> ABOUT THIS TASK
The answer must be every record below, repeated exactly.

◇ ◇ ◇ ◇

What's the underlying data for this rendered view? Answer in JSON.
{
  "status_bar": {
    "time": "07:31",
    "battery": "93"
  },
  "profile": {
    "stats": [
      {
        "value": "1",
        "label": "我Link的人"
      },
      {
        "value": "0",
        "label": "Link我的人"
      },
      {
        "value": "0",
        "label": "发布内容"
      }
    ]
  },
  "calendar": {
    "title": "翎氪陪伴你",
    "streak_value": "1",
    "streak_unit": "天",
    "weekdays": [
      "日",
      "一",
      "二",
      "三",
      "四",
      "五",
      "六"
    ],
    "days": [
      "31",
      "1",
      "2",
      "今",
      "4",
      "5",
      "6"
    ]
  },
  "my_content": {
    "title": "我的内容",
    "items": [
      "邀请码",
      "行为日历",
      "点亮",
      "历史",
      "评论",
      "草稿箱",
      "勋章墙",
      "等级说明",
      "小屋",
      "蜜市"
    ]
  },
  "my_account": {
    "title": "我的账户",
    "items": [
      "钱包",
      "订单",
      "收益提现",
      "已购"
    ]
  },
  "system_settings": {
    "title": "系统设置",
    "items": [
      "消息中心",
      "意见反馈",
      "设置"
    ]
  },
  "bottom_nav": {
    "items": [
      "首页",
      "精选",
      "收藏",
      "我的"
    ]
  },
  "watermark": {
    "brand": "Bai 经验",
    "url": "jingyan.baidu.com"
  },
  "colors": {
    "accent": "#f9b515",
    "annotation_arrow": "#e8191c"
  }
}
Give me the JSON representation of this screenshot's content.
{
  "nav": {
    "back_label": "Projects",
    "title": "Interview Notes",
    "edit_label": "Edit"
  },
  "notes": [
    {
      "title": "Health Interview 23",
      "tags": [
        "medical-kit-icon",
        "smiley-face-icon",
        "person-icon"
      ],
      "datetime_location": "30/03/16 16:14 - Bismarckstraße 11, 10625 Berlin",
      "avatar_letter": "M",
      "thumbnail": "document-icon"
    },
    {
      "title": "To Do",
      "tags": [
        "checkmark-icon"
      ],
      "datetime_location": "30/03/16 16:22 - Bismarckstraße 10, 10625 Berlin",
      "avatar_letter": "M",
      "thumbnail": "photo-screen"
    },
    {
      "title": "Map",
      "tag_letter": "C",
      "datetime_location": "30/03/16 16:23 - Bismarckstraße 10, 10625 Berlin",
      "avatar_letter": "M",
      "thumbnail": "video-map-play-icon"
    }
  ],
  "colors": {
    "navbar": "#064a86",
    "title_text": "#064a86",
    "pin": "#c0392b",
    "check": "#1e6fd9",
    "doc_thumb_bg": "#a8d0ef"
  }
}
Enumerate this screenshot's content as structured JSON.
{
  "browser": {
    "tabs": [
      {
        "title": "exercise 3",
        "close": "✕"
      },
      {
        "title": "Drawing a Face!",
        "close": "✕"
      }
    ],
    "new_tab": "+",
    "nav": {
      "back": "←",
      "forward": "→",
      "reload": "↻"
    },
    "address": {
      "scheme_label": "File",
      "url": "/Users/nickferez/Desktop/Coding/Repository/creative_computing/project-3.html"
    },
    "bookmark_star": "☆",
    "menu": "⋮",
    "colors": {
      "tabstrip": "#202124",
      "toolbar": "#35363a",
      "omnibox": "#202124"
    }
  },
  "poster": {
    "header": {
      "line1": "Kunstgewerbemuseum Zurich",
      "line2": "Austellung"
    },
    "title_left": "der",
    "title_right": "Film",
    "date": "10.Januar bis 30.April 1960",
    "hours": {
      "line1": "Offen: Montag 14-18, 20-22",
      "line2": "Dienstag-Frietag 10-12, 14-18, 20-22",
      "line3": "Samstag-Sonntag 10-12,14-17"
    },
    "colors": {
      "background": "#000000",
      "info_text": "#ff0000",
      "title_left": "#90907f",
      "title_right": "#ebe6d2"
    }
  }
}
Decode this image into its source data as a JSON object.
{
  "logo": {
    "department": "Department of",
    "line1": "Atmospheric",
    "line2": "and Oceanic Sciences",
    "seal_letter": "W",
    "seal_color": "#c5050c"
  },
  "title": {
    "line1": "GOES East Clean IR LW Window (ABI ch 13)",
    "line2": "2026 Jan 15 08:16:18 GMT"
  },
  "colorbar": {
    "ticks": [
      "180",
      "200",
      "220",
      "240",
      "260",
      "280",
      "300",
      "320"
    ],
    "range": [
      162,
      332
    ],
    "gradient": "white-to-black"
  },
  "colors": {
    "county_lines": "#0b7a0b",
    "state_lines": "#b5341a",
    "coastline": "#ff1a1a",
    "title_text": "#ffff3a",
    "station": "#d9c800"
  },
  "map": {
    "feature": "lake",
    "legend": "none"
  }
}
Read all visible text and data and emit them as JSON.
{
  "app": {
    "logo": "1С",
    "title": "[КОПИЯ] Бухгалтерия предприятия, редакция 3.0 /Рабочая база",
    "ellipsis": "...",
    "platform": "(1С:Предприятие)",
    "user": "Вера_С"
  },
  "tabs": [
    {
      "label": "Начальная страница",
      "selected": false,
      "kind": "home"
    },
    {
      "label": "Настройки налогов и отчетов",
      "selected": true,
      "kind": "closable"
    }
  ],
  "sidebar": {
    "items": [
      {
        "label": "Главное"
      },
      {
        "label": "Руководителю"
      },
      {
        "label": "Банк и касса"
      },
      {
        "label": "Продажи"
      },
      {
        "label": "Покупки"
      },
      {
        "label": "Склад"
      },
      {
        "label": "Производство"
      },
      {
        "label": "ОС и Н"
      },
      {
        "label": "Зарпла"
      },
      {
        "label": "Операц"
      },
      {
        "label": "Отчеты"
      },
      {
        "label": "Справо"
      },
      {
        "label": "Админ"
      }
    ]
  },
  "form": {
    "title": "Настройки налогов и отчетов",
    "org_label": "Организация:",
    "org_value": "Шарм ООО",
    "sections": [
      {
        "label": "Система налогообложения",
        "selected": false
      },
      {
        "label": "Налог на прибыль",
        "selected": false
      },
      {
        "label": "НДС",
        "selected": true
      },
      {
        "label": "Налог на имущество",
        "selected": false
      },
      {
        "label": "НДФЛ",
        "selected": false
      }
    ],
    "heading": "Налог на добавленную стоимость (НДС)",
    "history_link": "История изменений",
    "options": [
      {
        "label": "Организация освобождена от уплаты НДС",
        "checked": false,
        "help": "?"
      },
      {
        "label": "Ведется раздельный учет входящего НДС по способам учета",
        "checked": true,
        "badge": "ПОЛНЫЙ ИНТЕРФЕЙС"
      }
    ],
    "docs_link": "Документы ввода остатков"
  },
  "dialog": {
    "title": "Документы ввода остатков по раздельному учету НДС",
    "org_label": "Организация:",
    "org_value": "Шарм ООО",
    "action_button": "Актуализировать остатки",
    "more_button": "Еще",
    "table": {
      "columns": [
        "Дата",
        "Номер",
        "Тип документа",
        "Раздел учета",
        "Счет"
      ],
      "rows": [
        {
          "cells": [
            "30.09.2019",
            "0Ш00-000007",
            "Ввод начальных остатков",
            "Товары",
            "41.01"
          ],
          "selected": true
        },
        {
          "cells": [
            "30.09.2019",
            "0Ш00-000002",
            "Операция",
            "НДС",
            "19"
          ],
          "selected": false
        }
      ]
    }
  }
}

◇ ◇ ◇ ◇

> TASK ANSWER
What's the underlying data for this rendered view? Answer in JSON.
{
  "status_bar": {
    "time": "07:31",
    "battery": "93"
  },
  "profile": {
    "stats": [
      {
        "value": "1",
        "label": "我Link的人"
      },
      {
        "value": "0",
        "label": "Link我的人"
      },
      {
        "value": "0",
        "label": "发布内容"
      }
    ]
  },
  "calendar": {
    "title": "翎氪陪伴你",
    "streak_value": "1",
    "streak_unit": "天",
    "weekdays": [
      "日",
      "一",
      "二",
      "三",
      "四",
      "五",
      "六"
    ],
    "days": [
      "31",
      "1",
      "2",
      "今",
      "4",
      "5",
      "6"
    ]
  },
  "my_content": {
    "title": "我的内容",
    "items": [
      "邀请码",
      "行为日历",
      "点亮",
      "历史",
      "评论",
      "草稿箱",
      "勋章墙",
      "等级说明",
      "小屋",
      "蜜市"
    ]
  },
  "my_account": {
    "title": "我的账户",
    "items": [
      "钱包",
      "订单",
      "收益提现",
      "已购"
    ]
  },
  "system_settings": {
    "title": "系统设置",
    "items": [
      "消息中心",
      "意见反馈",
      "设置"
    ]
  },
  "bottom_nav": {
    "items": [
      "首页",
      "精选",
      "收藏",
      "我的"
    ]
  },
  "watermark": {
    "brand": "Bai 经验",
    "url": "jingyan.baidu.com"
  },
  "colors": {
    "accent": "#f9b515",
    "annotation_arrow": "#e8191c"
  }
}
Give me the JSON representation of this screenshot's content.
{
  "nav": {
    "back_label": "Projects",
    "title": "Interview Notes",
    "edit_label": "Edit"
  },
  "notes": [
    {
      "title": "Health Interview 23",
      "tags": [
        "medical-kit-icon",
        "smiley-face-icon",
        "person-icon"
      ],
      "datetime_location": "30/03/16 16:14 - Bismarckstraße 11, 10625 Berlin",
      "avatar_letter": "M",
      "thumbnail": "document-icon"
    },
    {
      "title": "To Do",
      "tags": [
        "checkmark-icon"
      ],
      "datetime_location": "30/03/16 16:22 - Bismarckstraße 10, 10625 Berlin",
      "avatar_letter": "M",
      "thumbnail": "photo-screen"
    },
    {
      "title": "Map",
      "tag_letter": "C",
      "datetime_location": "30/03/16 16:23 - Bismarckstraße 10, 10625 Berlin",
      "avatar_letter": "M",
      "thumbnail": "video-map-play-icon"
    }
  ],
  "colors": {
    "navbar": "#064a86",
    "title_text": "#064a86",
    "pin": "#c0392b",
    "check": "#1e6fd9",
    "doc_thumb_bg": "#a8d0ef"
  }
}
Enumerate this screenshot's content as structured JSON.
{
  "browser": {
    "tabs": [
      {
        "title": "exercise 3",
        "close": "✕"
      },
      {
        "title": "Drawing a Face!",
        "close": "✕"
      }
    ],
    "new_tab": "+",
    "nav": {
      "back": "←",
      "forward": "→",
      "reload": "↻"
    },
    "address": {
      "scheme_label": "File",
      "url": "/Users/nickferez/Desktop/Coding/Repository/creative_computing/project-3.html"
    },
    "bookmark_star": "☆",
    "menu": "⋮",
    "colors": {
      "tabstrip": "#202124",
      "toolbar": "#35363a",
      "omnibox": "#202124"
    }
  },
  "poster": {
    "header": {
      "line1": "Kunstgewerbemuseum Zurich",
      "line2": "Austellung"
    },
    "title_left": "der",
    "title_right": "Film",
    "date": "10.Januar bis 30.April 1960",
    "hours": {
      "line1": "Offen: Montag 14-18, 20-22",
      "line2": "Dienstag-Frietag 10-12, 14-18, 20-22",
      "line3": "Samstag-Sonntag 10-12,14-17"
    },
    "colors": {
      "background": "#000000",
      "info_text": "#ff0000",
      "title_left": "#90907f",
      "title_right": "#ebe6d2"
    }
  }
}
Decode this image into its source data as a JSON object.
{
  "logo": {
    "department": "Department of",
    "line1": "Atmospheric",
    "line2": "and Oceanic Sciences",
    "seal_letter": "W",
    "seal_color": "#c5050c"
  },
  "title": {
    "line1": "GOES East Clean IR LW Window (ABI ch 13)",
    "line2": "2026 Jan 15 08:16:18 GMT"
  },
  "colorbar": {
    "ticks": [
      "180",
      "200",
      "220",
      "240",
      "260",
      "280",
      "300",
      "320"
    ],
    "range": [
      162,
      332
    ],
    "gradient": "white-to-black"
  },
  "colors": {
    "county_lines": "#0b7a0b",
    "state_lines": "#b5341a",
    "coastline": "#ff1a1a",
    "title_text": "#ffff3a",
    "station": "#d9c800"
  },
  "map": {
    "feature": "lake",
    "legend": "none"
  }
}
Read all visible text and data and emit them as JSON.
{
  "app": {
    "logo": "1С",
    "title": "[КОПИЯ] Бухгалтерия предприятия, редакция 3.0 /Рабочая база",
    "ellipsis": "...",
    "platform": "(1С:Предприятие)",
    "user": "Вера_С"
  },
  "tabs": [
    {
      "label": "Начальная страница",
      "selected": false,
      "kind": "home"
    },
    {
      "label": "Настройки налогов и отчетов",
      "selected": true,
      "kind": "closable"
    }
  ],
  "sidebar": {
    "items": [
      {
        "label": "Главное"
      },
      {
        "label": "Руководителю"
      },
      {
        "label": "Банк и касса"
      },
      {
        "label": "Продажи"
      },
      {
        "label": "Покупки"
      },
      {
        "label": "Склад"
      },
      {
        "label": "Производство"
      },
      {
        "label": "ОС и Н"
      },
      {
        "label": "Зарпла"
      },
      {
        "label": "Операц"
      },
      {
        "label": "Отчеты"
      },
      {
        "label": "Справо"
      },
      {
        "label": "Админ"
      }
    ]
  },
  "form": {
    "title": "Настройки налогов и отчетов",
    "org_label": "Организация:",
    "org_value": "Шарм ООО",
    "sections": [
      {
        "label": "Система налогообложения",
        "selected": false
      },
      {
        "label": "Налог на прибыль",
        "selected": false
      },
      {
        "label": "НДС",
        "selected": true
      },
      {
        "label": "Налог на имущество",
        "selected": false
      },
      {
        "label": "НДФЛ",
        "selected": false
      }
    ],
    "heading": "Налог на добавленную стоимость (НДС)",
    "history_link": "История изменений",
    "options": [
      {
        "label": "Организация освобождена от уплаты НДС",
        "checked": false,
        "help": "?"
      },
      {
        "label": "Ведется раздельный учет входящего НДС по способам учета",
        "checked": true,
        "badge": "ПОЛНЫЙ ИНТЕРФЕЙС"
      }
    ],
    "docs_link": "Документы ввода остатков"
  },
  "dialog": {
    "title": "Документы ввода остатков по раздельному учету НДС",
    "org_label": "Организация:",
    "org_value": "Шарм ООО",
    "action_button": "Актуализировать остатки",
    "more_button": "Еще",
    "table": {
      "columns": [
        "Дата",
        "Номер",
        "Тип документа",
        "Раздел учета",
        "Счет"
      ],
      "rows": [
        {
          "cells": [
            "30.09.2019",
            "0Ш00-000007",
            "Ввод начальных остатков",
            "Товары",
            "41.01"
          ],
          "selected": true
        },
        {
          "cells": [
            "30.09.2019",
            "0Ш00-000002",
            "Операция",
            "НДС",
            "19"
          ],
          "selected": false
        }
      ]
    }
  }
}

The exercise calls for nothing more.